DATA IN THIS EXERCISE:
- Opening Delimiter -
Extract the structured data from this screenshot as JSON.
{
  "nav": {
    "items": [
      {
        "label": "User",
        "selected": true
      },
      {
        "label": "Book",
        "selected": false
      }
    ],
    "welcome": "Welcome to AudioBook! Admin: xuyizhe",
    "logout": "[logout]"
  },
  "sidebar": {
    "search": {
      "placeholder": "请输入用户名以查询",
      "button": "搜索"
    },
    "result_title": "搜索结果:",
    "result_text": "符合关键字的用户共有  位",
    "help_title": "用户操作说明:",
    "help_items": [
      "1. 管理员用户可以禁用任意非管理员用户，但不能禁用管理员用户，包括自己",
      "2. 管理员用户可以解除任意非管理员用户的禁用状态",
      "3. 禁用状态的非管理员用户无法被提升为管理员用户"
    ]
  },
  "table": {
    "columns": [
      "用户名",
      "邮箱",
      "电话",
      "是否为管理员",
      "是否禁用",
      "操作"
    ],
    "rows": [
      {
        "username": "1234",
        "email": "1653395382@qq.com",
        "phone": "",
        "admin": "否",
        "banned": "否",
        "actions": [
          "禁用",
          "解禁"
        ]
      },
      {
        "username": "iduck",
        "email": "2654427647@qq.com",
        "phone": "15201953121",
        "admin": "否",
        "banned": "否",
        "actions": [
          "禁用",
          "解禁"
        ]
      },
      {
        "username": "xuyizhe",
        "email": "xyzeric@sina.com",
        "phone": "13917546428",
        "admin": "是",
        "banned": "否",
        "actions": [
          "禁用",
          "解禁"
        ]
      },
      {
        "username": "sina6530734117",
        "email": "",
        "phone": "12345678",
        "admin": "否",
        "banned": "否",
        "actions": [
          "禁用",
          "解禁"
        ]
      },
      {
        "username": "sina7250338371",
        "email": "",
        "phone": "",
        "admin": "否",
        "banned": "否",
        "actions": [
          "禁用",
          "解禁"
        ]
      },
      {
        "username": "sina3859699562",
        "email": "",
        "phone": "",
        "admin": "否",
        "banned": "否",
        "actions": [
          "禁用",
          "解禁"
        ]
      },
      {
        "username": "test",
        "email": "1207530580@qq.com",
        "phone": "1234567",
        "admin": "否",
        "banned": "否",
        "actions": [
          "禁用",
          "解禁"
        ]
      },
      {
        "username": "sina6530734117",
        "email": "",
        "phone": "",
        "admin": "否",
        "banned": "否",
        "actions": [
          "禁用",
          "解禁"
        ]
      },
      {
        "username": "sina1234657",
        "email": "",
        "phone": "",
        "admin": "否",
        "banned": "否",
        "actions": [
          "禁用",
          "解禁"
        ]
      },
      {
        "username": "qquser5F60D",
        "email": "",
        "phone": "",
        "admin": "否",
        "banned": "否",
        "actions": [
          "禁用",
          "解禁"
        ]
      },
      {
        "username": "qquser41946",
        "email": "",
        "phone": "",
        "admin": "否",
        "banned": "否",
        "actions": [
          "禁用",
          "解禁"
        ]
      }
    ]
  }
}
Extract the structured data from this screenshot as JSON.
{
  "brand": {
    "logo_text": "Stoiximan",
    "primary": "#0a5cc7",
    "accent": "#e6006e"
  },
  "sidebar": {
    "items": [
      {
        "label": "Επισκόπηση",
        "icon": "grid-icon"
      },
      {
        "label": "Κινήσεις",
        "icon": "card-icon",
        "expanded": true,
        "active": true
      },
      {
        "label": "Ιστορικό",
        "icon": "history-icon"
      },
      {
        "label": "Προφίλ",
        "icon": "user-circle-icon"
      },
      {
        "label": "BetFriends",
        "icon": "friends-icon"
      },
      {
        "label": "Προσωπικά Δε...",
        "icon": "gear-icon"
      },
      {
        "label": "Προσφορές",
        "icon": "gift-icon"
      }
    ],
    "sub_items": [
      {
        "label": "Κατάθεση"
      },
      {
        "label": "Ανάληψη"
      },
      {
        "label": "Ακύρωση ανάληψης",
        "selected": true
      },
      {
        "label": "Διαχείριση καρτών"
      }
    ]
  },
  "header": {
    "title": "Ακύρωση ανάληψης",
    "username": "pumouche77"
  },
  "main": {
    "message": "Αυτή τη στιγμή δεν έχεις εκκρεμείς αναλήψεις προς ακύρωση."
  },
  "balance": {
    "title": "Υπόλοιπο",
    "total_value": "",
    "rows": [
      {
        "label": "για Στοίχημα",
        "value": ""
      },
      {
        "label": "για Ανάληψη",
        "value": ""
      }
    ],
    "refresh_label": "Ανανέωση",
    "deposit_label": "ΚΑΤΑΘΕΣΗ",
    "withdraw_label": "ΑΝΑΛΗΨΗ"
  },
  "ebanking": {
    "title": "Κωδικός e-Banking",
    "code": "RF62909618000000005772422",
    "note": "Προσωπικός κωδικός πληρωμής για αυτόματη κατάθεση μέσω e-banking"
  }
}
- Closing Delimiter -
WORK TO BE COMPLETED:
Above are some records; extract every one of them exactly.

PROBLEM SOLUTION:
Extract the structured data from this screenshot as JSON.
{
  "nav": {
    "items": [
      {
        "label": "User",
        "selected": true
      },
      {
        "label": "Book",
        "selected": false
      }
    ],
    "welcome": "Welcome to AudioBook! Admin: xuyizhe",
    "logout": "[logout]"
  },
  "sidebar": {
    "search": {
      "placeholder": "请输入用户名以查询",
      "button": "搜索"
    },
    "result_title": "搜索结果:",
    "result_text": "符合关键字的用户共有  位",
    "help_title": "用户操作说明:",
    "help_items": [
      "1. 管理员用户可以禁用任意非管理员用户，但不能禁用管理员用户，包括自己",
      "2. 管理员用户可以解除任意非管理员用户的禁用状态",
      "3. 禁用状态的非管理员用户无法被提升为管理员用户"
    ]
  },
  "table": {
    "columns": [
      "用户名",
      "邮箱",
      "电话",
      "是否为管理员",
      "是否禁用",
      "操作"
    ],
    "rows": [
      {
        "username": "1234",
        "email": "1653395382@qq.com",
        "phone": "",
        "admin": "否",
        "banned": "否",
        "actions": [
          "禁用",
          "解禁"
        ]
      },
      {
        "username": "iduck",
        "email": "2654427647@qq.com",
        "phone": "15201953121",
        "admin": "否",
        "banned": "否",
        "actions": [
          "禁用",
          "解禁"
        ]
      },
      {
        "username": "xuyizhe",
        "email": "xyzeric@sina.com",
        "phone": "13917546428",
        "admin": "是",
        "banned": "否",
        "actions": [
          "禁用",
          "解禁"
        ]
      },
      {
        "username": "sina6530734117",
        "email": "",
        "phone": "12345678",
        "admin": "否",
        "banned": "否",
        "actions": [
          "禁用",
          "解禁"
        ]
      },
      {
        "username": "sina7250338371",
        "email": "",
        "phone": "",
        "admin": "否",
        "banned": "否",
        "actions": [
          "禁用",
          "解禁"
        ]
      },
      {
        "username": "sina3859699562",
        "email": "",
        "phone": "",
        "admin": "否",
        "banned": "否",
        "actions": [
          "禁用",
          "解禁"
        ]
      },
      {
        "username": "test",
        "email": "1207530580@qq.com",
        "phone": "1234567",
        "admin": "否",
        "banned": "否",
        "actions": [
          "禁用",
          "解禁"
        ]
      },
      {
        "username": "sina6530734117",
        "email": "",
        "phone": "",
        "admin": "否",
        "banned": "否",
        "actions": [
          "禁用",
          "解禁"
        ]
      },
      {
        "username": "sina1234657",
        "email": "",
        "phone": "",
        "admin": "否",
        "banned": "否",
        "actions": [
          "禁用",
          "解禁"
        ]
      },
      {
        "username": "qquser5F60D",
        "email": "",
        "phone": "",
        "admin": "否",
        "banned": "否",
        "actions": [
          "禁用",
          "解禁"
        ]
      },
      {
        "username": "qquser41946",
        "email": "",
        "phone": "",
        "admin": "否",
        "banned": "否",
        "actions": [
          "禁用",
          "解禁"
        ]
      }
    ]
  }
}
Extract the structured data from this screenshot as JSON.
{
  "brand": {
    "logo_text": "Stoiximan",
    "primary": "#0a5cc7",
    "accent": "#e6006e"
  },
  "sidebar": {
    "items": [
      {
        "label": "Επισκόπηση",
        "icon": "grid-icon"
      },
      {
        "label": "Κινήσεις",
        "icon": "card-icon",
        "expanded": true,
        "active": true
      },
      {
        "label": "Ιστορικό",
        "icon": "history-icon"
      },
      {
        "label": "Προφίλ",
        "icon": "user-circle-icon"
      },
      {
        "label": "BetFriends",
        "icon": "friends-icon"
      },
      {
        "label": "Προσωπικά Δε...",
        "icon": "gear-icon"
      },
      {
        "label": "Προσφορές",
        "icon": "gift-icon"
      }
    ],
    "sub_items": [
      {
        "label": "Κατάθεση"
      },
      {
        "label": "Ανάληψη"
      },
      {
        "label": "Ακύρωση ανάληψης",
        "selected": true
      },
      {
        "label": "Διαχείριση καρτών"
      }
    ]
  },
  "header": {
    "title": "Ακύρωση ανάληψης",
    "username": "pumouche77"
  },
  "main": {
    "message": "Αυτή τη στιγμή δεν έχεις εκκρεμείς αναλήψεις προς ακύρωση."
  },
  "balance": {
    "title": "Υπόλοιπο",
    "total_value": "",
    "rows": [
      {
        "label": "για Στοίχημα",
        "value": ""
      },
      {
        "label": "για Ανάληψη",
        "value": ""
      }
    ],
    "refresh_label": "Ανανέωση",
    "deposit_label": "ΚΑΤΑΘΕΣΗ",
    "withdraw_label": "ΑΝΑΛΗΨΗ"
  },
  "ebanking": {
    "title": "Κωδικός e-Banking",
    "code": "RF62909618000000005772422",
    "note": "Προσωπικός κωδικός πληρωμής για αυτόματη κατάθεση μέσω e-banking"
  }
}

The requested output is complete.